|Medium-well||150 F - 155 F (65.5 C to 68.3 C)|
|Well done||160 F (71.1 C) and above|
|Rare||135 F (57.2 C)|
|Medium-rare||140 F - 150 F (60 C to 65.5 C)|
|Medium||160 (71.1 C)|
|Well done||165 (73.9 C) and above|
|Chicken||165 F - 175 F (73.9 C to 80 C)|
|Turkey||165° F - 175 F (73.9 C to 80 C)|
|Pork||145 F (62.8 C)|
|Ham, Fully Cooked (to reheat)*||140 F (60 C)|
|Ground Poultry||165 F (73.9 C)|
|Ground Meat||160 F (71.1 C)|
|Fish and Shellfish||145 F (62.8 C)|
|Eggs and Egg Dishes||160 F (71.1 C)|
|Casseroles||160 F (71.1 C)|
|Stuffing, Dressing||165 F (73.9 C)|
|Reheated Leftovers||165 F (73.9 C)|
|Holding Temperature for Cooked Food||140 F (60 C)|
Safe Storage of Cooked Food and Leftovers
Any temperature between 40 F (4.4 C) and 140 F (60 C) is considered the "danger zone" for food.
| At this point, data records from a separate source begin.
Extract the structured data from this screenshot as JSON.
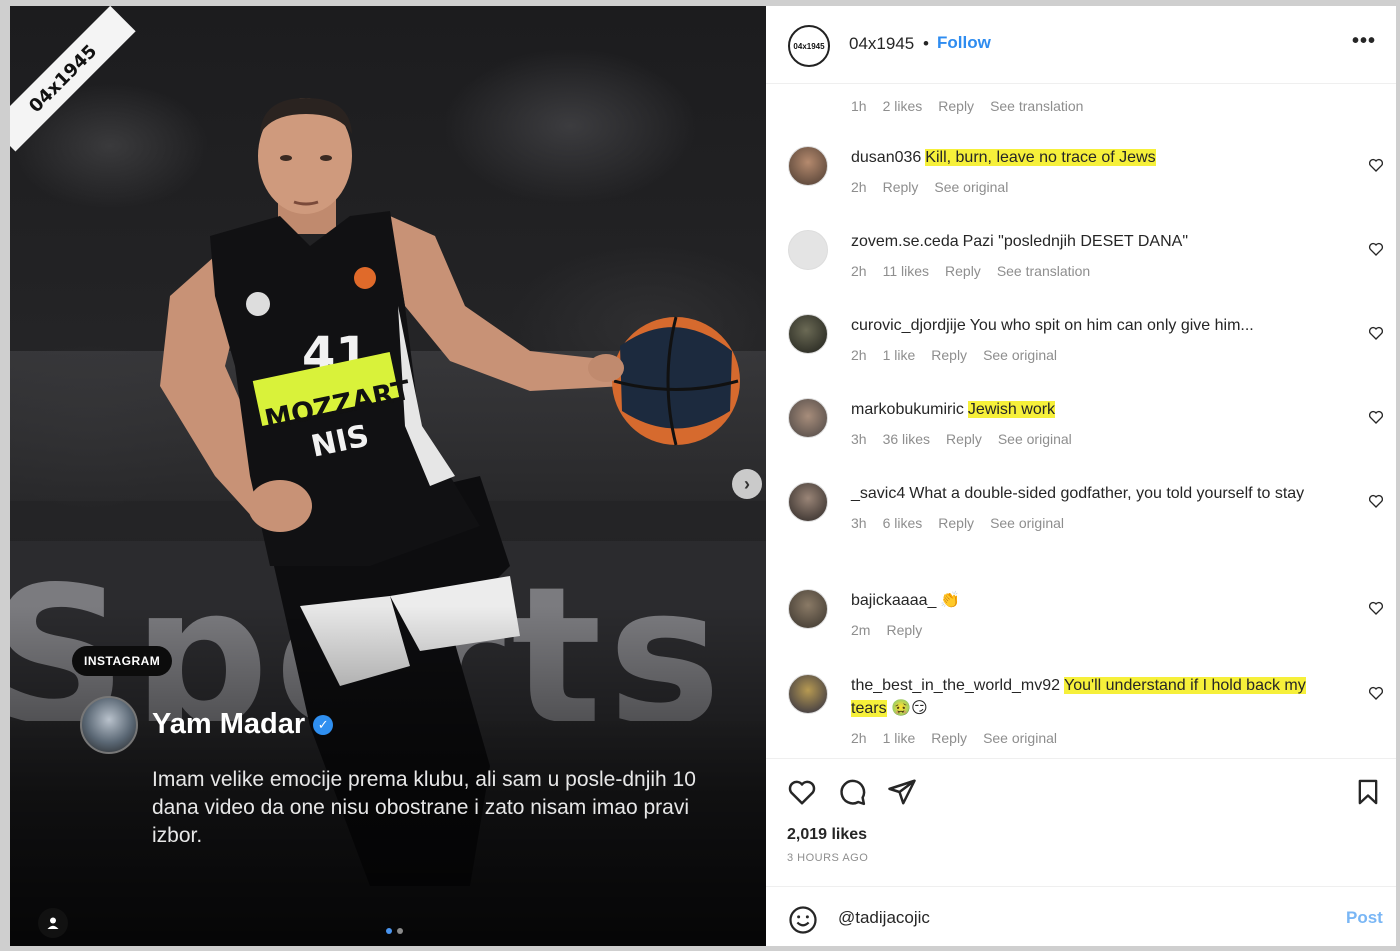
{
  "media": {
    "corner_brand": "04x1945",
    "chip_label": "INSTAGRAM",
    "quote_name": "Yam Madar",
    "quote_text": "Imam velike emocije prema klubu, ali sam u posle-dnjih 10 dana video da one nisu obostrane i zato nisam imao pravi izbor.",
    "jersey_number": "41",
    "jersey_sponsor": "MOZZART",
    "jersey_sponsor2": "NIS",
    "carousel_dots": 2,
    "carousel_active": 0
  },
  "header": {
    "username": "04x1945",
    "separator": "•",
    "follow_label": "Follow",
    "more_label": "•••"
  },
  "top_meta": {
    "time": "1h",
    "likes": "2 likes",
    "reply": "Reply",
    "translate": "See translation"
  },
  "comments": [
    {
      "user": "dusan036",
      "text": "Kill, burn, leave no trace of Jews",
      "highlight": true,
      "time": "2h",
      "likes": "",
      "reply": "Reply",
      "extra": "See original"
    },
    {
      "user": "zovem.se.ceda",
      "text": "Pazi \"poslednjih DESET DANA\"",
      "highlight": false,
      "time": "2h",
      "likes": "11 likes",
      "reply": "Reply",
      "extra": "See translation"
    },
    {
      "user": "curovic_djordjije",
      "text": "You who spit on him can only give him...",
      "highlight": false,
      "time": "2h",
      "likes": "1 like",
      "reply": "Reply",
      "extra": "See original"
    },
    {
      "user": "markobukumiric",
      "text": "Jewish work",
      "highlight": true,
      "time": "3h",
      "likes": "36 likes",
      "reply": "Reply",
      "extra": "See original"
    },
    {
      "user": "_savic4",
      "text": "What a double-sided godfather, you told yourself to stay",
      "highlight": false,
      "time": "3h",
      "likes": "6 likes",
      "reply": "Reply",
      "extra": "See original"
    },
    {
      "user": "bajickaaaa_",
      "text": "👏",
      "highlight": false,
      "time": "2m",
      "likes": "",
      "reply": "Reply",
      "extra": ""
    },
    {
      "user": "the_best_in_the_world_mv92",
      "text": "You'll understand if I hold back my tears",
      "highlight": true,
      "emoji": "🤢😏",
      "time": "2h",
      "likes": "1 like",
      "reply": "Reply",
      "extra": "See original"
    }
  ],
  "footer": {
    "likes": "2,019 likes",
    "time_ago": "3 HOURS AGO",
    "comment_value": "@tadijacojic",
    "post_label": "Post"
  },
  "colors": {
    "accent": "#2e8cf0",
    "highlight": "#f6f03a"
  }
}
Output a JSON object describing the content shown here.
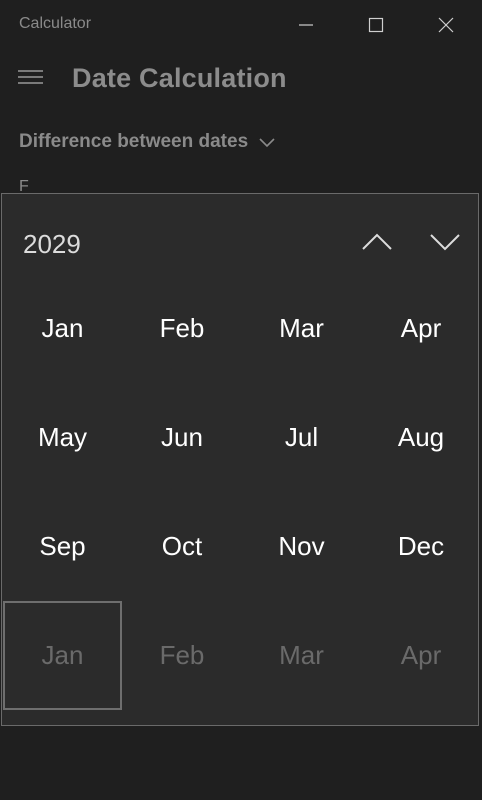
{
  "window": {
    "app_title": "Calculator",
    "minimize_icon": "minimize-icon",
    "maximize_icon": "maximize-icon",
    "close_icon": "close-icon"
  },
  "header": {
    "menu_icon": "hamburger-icon",
    "title": "Date Calculation"
  },
  "mode": {
    "selected": "Difference between dates",
    "icon": "chevron-down-icon"
  },
  "behind": {
    "from_label": "F"
  },
  "picker": {
    "year": "2029",
    "prev_icon": "chevron-up-icon",
    "next_icon": "chevron-down-icon",
    "months": [
      {
        "label": "Jan",
        "dim": false
      },
      {
        "label": "Feb",
        "dim": false
      },
      {
        "label": "Mar",
        "dim": false
      },
      {
        "label": "Apr",
        "dim": false
      },
      {
        "label": "May",
        "dim": false
      },
      {
        "label": "Jun",
        "dim": false
      },
      {
        "label": "Jul",
        "dim": false
      },
      {
        "label": "Aug",
        "dim": false
      },
      {
        "label": "Sep",
        "dim": false
      },
      {
        "label": "Oct",
        "dim": false
      },
      {
        "label": "Nov",
        "dim": false
      },
      {
        "label": "Dec",
        "dim": false
      },
      {
        "label": "Jan",
        "dim": true,
        "focused": true
      },
      {
        "label": "Feb",
        "dim": true
      },
      {
        "label": "Mar",
        "dim": true
      },
      {
        "label": "Apr",
        "dim": true
      }
    ]
  },
  "colors": {
    "background": "#1f1f1f",
    "picker_bg": "#2b2b2b",
    "picker_border": "#6a6a6a",
    "text": "#ffffff",
    "dim_text": "#6a6a6a"
  }
}
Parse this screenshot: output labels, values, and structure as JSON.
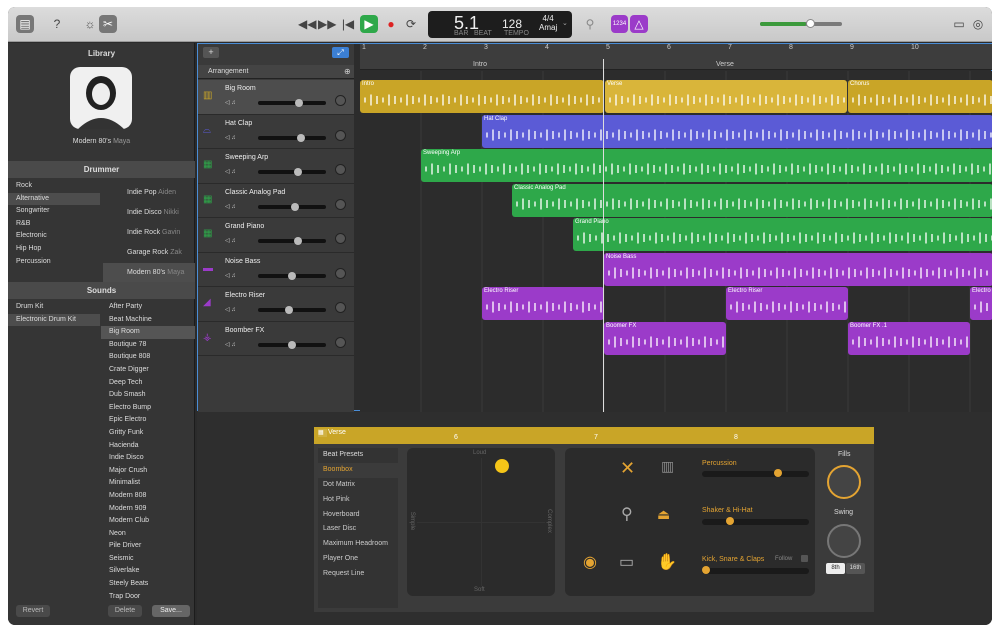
{
  "lcd": {
    "bar": "5.1",
    "bar_label": "BAR",
    "beat_label": "BEAT",
    "tempo": "128",
    "tempo_label": "TEMPO",
    "signature": "4/4",
    "key": "Amaj"
  },
  "toolbar": {
    "counter_label": "1234"
  },
  "library": {
    "title": "Library",
    "drummer_name": "Modern 80's",
    "drummer_person": "Maya",
    "drummer_header": "Drummer",
    "genres": [
      "Rock",
      "Alternative",
      "Songwriter",
      "R&B",
      "Electronic",
      "Hip Hop",
      "Percussion"
    ],
    "drummers": [
      {
        "style": "Indie Pop",
        "name": "Aiden"
      },
      {
        "style": "Indie Disco",
        "name": "Nikki"
      },
      {
        "style": "Indie Rock",
        "name": "Gavin"
      },
      {
        "style": "Garage Rock",
        "name": "Zak"
      },
      {
        "style": "Modern 80's",
        "name": "Maya"
      }
    ],
    "sounds_header": "Sounds",
    "sound_categories": [
      "Drum Kit",
      "Electronic Drum Kit"
    ],
    "sounds": [
      "After Party",
      "Beat Machine",
      "Big Room",
      "Boutique 78",
      "Boutique 808",
      "Crate Digger",
      "Deep Tech",
      "Dub Smash",
      "Electro Bump",
      "Epic Electro",
      "Gritty Funk",
      "Hacienda",
      "Indie Disco",
      "Major Crush",
      "Minimalist",
      "Modern 808",
      "Modern 909",
      "Modern Club",
      "Neon",
      "Pile Driver",
      "Seismic",
      "Silverlake",
      "Steely Beats",
      "Trap Door"
    ],
    "revert": "Revert",
    "delete": "Delete",
    "save": "Save..."
  },
  "arrangement": {
    "label": "Arrangement",
    "sections": [
      "Intro",
      "Verse"
    ]
  },
  "ruler": [
    "1",
    "2",
    "3",
    "4",
    "5",
    "6",
    "7",
    "8",
    "9",
    "10"
  ],
  "tracks": [
    {
      "name": "Big Room",
      "color": "#c9a527",
      "fader": 0.62
    },
    {
      "name": "Hat Clap",
      "color": "#5b5bd6",
      "fader": 0.65
    },
    {
      "name": "Sweeping Arp",
      "color": "#2ea84a",
      "fader": 0.6
    },
    {
      "name": "Classic Analog Pad",
      "color": "#2ea84a",
      "fader": 0.55
    },
    {
      "name": "Grand Piano",
      "color": "#2ea84a",
      "fader": 0.6
    },
    {
      "name": "Noise Bass",
      "color": "#9b3bc9",
      "fader": 0.5
    },
    {
      "name": "Electro Riser",
      "color": "#9b3bc9",
      "fader": 0.45
    },
    {
      "name": "Boomber FX",
      "color": "#9b3bc9",
      "fader": 0.5
    }
  ],
  "regions": {
    "intro": "Intro",
    "verse": "Verse",
    "chorus": "Chorus",
    "hat_clap": "Hat Clap",
    "sweeping_arp": "Sweeping Arp",
    "sweeping_arp_end": "Sw",
    "classic_pad": "Classic Analog Pad",
    "grand_piano": "Grand Piano",
    "noise_bass": "Noise Bass",
    "electro_riser": "Electro Riser",
    "electro_riser_end": "Electro",
    "boomer_fx": "Boomer FX",
    "boomer_fx1": "Boomer FX .1"
  },
  "editor": {
    "region": "Verse",
    "ruler": [
      "6",
      "7",
      "8"
    ],
    "presets_title": "Beat Presets",
    "presets": [
      "Boombox",
      "Dot Matrix",
      "Hot Pink",
      "Hoverboard",
      "Laser Disc",
      "Maximum Headroom",
      "Player One",
      "Request Line"
    ],
    "xy": {
      "loud": "Loud",
      "soft": "Soft",
      "simple": "Simple",
      "complex": "Complex"
    },
    "percussion": "Percussion",
    "shaker": "Shaker & Hi-Hat",
    "kick": "Kick, Snare & Claps",
    "follow": "Follow",
    "fills": "Fills",
    "swing": "Swing",
    "eighth": "8th",
    "sixteenth": "16th"
  }
}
If food stays in this danger zone for too long, harmful bacteria can grow to levels that could cause illness.
Never leave food out of the refrigerator for over 2 hours. If the temperature is above 90 F (32.2 C), no more than 1 hour.
Keep hot cooked food at or above 140 F (60 C) if you aren't serving it right away or if you are serving buffet-style. Slow cookers, chafing dishes, and warming trays are good for keeping food warm for serving or use a warming drawer or the Keep Warm setting of the oven (usually between 150 F (65.5 C ) and 200 F (93.3 C).
Put leftovers in shallow containers so they will cool quickly. They must be refrigerated at 40 F (4.4 C) or below within 2 hours—1 hour if the temperature is above 90 F (32.2 C).
There are some exceptions, but most foods can be frozen. Leftover food that won't be eaten within about three days should be frozen. Foods frozen for a very long time can lose quality, but if frozen at a constant temperature of 0 F (-18 C), the food will be safe. Always label freezer containers and bags with the name of the food or dish and the date. A vacuum sealer is an excellent way to store food, and the appliance is worth considering if you freeze food often. There's no air in vacuum-sealed food, so no freezer burn. Foods frozen in freezer bags or containers should be used within 3 to 6 months for best quality, while vacuum-sealed food can be frozen for up to 2 years or longer with no loss of quality.
Reheating the Leftovers
Reheat foods to a minimum internal temperature of 165 F (73.9 C), or until they are steaming hot. Microwave ovens do not heat evenly, so when using a microwave to reheat leftovers, cover the container and rotate to ensure they are heated evenly. If possible, check the temperature with an instant-read thermometer.
Are Your Refrigerator and Freezer Cold Enough?
Refrigerated food must be kept at or below 40 F (4.4 C). Many new refrigerators have a temperature display, so you know whether or not it is operating at the correct temperature. It's also important to keep frozen food at a safe temperature. The temperature of the freezer should be 0 F (-18 C) or lower. If your refrigerator doesn't have a display, keep a refrigerator/freezer thermometer in it and check it from time to time.
How to Check Your Thermometer for Accuracy
The best way to check a thermometer's accuracy is with ice water. Boiling water is less accurate because while the boiling point at sea level is 212 F, it's around 202 F in Denver, Colorado. So, unless you are sure of your boiling point temperature, use the ice water method.
- Fill a container all the way to the top with ice cubes and then fill the container with cold water to about 1/2-inch below the top of the ice.
- Insert the thermometer stem or probe about 2 inches into the ice water, not touching the container.
- Slowly swirl it for about 15 seconds. It should read 32 F (0 C).
U.S. Department of Agriculture, Food Safety and Inspection Service. Safe minimum internal temperature chart. Updated May 11, 2020.